Primary caretaker of a senior hugging him after making a hearing test appointment.

Are you the main caretaker for somebody over the age of 70? You have a lot to remember. You’re not likely to forget to take a family member to an oncologist or a cardiologist because those are obvious priorities. But there are things that are often overlooked because they don’t seem like priorities such as the annual checkup with a hearing specialist. And those little things can make a big difference.

For The Health of a Senior, Hearing is Essential

More and more published research has echoed one surprising truth: your hearing is vitally important. Additionally, your hearing is critical in a way that goes further than your capacity to listen to music or communicate. Loss of cognitive abilities and depression are a couple of mental health issues that have been linked to neglected hearing loss.

So you inadvertently raise Mom’s risk of dementia by missing her hearing appointment. If Mom isn’t able to hear as well now, she could start to isolate herself; she stops going to movies, doesn’t meet with her friends for tea, and has dinner alone in her bedroom.

This kind of social isolation can happen very quickly when hearing loss takes hold. So mood might not be the reason for the distant behavior you’ve been noticing in Mom or Dad. Hearing loss might be the issue. And that hearing-induced isolation can itself potentially bring about mental decline (your brain is an organ that needs to be exercised or it begins to decline). So when it comes to a senior parents mental and physical health, identifying and treating hearing loss is crucial.

Prioritizing Hearing

Alright, we’ve convinced you.

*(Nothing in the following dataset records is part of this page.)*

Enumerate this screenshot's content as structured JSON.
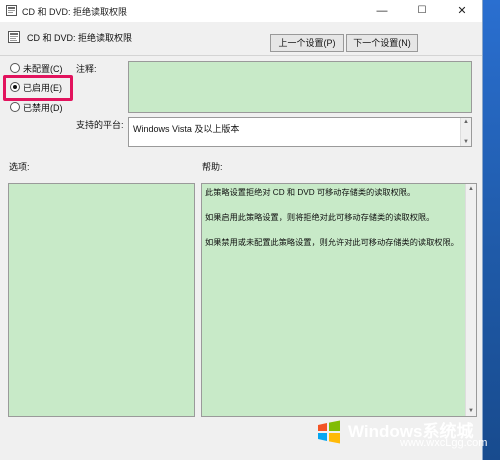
{
  "window": {
    "title": "CD 和 DVD: 拒绝读取权限",
    "controls": {
      "minimize": "—",
      "maximize": "☐",
      "close": "✕"
    }
  },
  "header": {
    "title": "CD 和 DVD: 拒绝读取权限",
    "prev_button": "上一个设置(P)",
    "next_button": "下一个设置(N)"
  },
  "state": {
    "options": [
      {
        "label": "未配置(C)",
        "selected": false
      },
      {
        "label": "已启用(E)",
        "selected": true
      },
      {
        "label": "已禁用(D)",
        "selected": false
      }
    ]
  },
  "comment": {
    "label": "注释:",
    "value": ""
  },
  "platform": {
    "label": "支持的平台:",
    "value": "Windows Vista 及以上版本"
  },
  "options_section": {
    "label": "选项:"
  },
  "help": {
    "label": "帮助:",
    "paragraphs": [
      "此策略设置拒绝对 CD 和 DVD 可移动存储类的读取权限。",
      "如果启用此策略设置，则将拒绝对此可移动存储类的读取权限。",
      "如果禁用或未配置此策略设置，则允许对此可移动存储类的读取权限。"
    ]
  },
  "watermark": {
    "brand": "Windows系统城",
    "site": "www.wxcLgg.com"
  },
  "colors": {
    "panel_green": "#c8eac8",
    "highlight": "#e2135d",
    "desktop": "#1f5aa8"
  }
}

You’re taking it as a given that hearing is crucial and that neglected hearing loss can snowball into other problems. How can you make certain ear care is a priority? Here are a few things you can do:

  • Once per year a hearing screening should be scheduled for anybody over the age of 55. Be certain that your senior parent has a scheduled appointment for such a screening.
  • And if you notice a senior spending more time at home, backing out on friends, and separating themselves, the same applies. Any hearing issues can be identified by us when you bring them in.
  • Every night before bed, remind your parents to recharge their hearing aids (of course that specifically applies to rechargeable devices).
  • Remind your parents to use their hearing aids every day. In order to ensure the hearing aids are functioning at their optimum ability, they need to be used consistently.
  • Don’t forget to observe how your parents are acting. If you observe the television getting somewhat louder every week, have a talk with Mom about making an appointment with a hearing specialist to see if you can pinpoint a problem.

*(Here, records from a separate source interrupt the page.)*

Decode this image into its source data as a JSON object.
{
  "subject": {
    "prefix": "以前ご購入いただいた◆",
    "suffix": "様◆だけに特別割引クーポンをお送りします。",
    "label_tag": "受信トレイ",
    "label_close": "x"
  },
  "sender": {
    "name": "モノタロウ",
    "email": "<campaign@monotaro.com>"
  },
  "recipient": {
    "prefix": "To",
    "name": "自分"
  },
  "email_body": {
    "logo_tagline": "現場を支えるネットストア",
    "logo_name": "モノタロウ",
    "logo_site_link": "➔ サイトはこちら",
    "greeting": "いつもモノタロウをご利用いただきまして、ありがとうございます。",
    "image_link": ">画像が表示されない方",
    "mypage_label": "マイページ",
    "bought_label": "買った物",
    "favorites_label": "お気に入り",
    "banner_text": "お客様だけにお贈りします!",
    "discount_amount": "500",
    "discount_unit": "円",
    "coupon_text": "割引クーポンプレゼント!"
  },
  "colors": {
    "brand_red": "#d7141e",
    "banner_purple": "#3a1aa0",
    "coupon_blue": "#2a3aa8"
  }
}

How to Reduce Health Problems in The Future

As a caregiver, you already have a lot to do, especially if you’re part of that all-too-common sandwich generation. And if hearing problems aren’t causing immediate issues, they may seem a bit trivial. But the evidence is quite clear: a multitude of serious health concerns in the future can be avoided by treating hearing loss now.

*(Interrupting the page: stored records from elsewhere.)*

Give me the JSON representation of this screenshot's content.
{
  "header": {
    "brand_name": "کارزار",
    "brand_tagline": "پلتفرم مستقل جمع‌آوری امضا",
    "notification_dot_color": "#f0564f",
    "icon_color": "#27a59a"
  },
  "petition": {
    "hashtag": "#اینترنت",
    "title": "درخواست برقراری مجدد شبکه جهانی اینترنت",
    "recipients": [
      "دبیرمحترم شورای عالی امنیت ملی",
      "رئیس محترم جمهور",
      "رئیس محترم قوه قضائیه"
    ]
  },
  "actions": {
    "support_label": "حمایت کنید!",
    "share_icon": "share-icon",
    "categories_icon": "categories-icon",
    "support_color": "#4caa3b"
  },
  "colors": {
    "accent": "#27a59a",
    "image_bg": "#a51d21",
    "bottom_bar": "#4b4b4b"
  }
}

So you could be avoiding costly health conditions later on in life by bringing your loved one to their hearing exam. You could stop depression before it begins. You may even be able to lower Mom’s risk of getting dementia in the near-term future.

For the majority of us, that’s worth a trip to a hearing professional. And it’s definitely worth a quick reminder to Mom that she needs to be wearing her hearing aid more diligently. And that hearing aid will make your conversations with her much smoother and more enjoyable.

Call Today to Set Up an Appointment

We accept all major insurance, VA Vouchers, and workers compensation cases.
We also accept all Avesis products for hearing services which include Molina Medicare Advantage - Health 2020 and Care N' Care Hearing 2020. We also accept all donations of used hearing aids!
Call Now
Find Location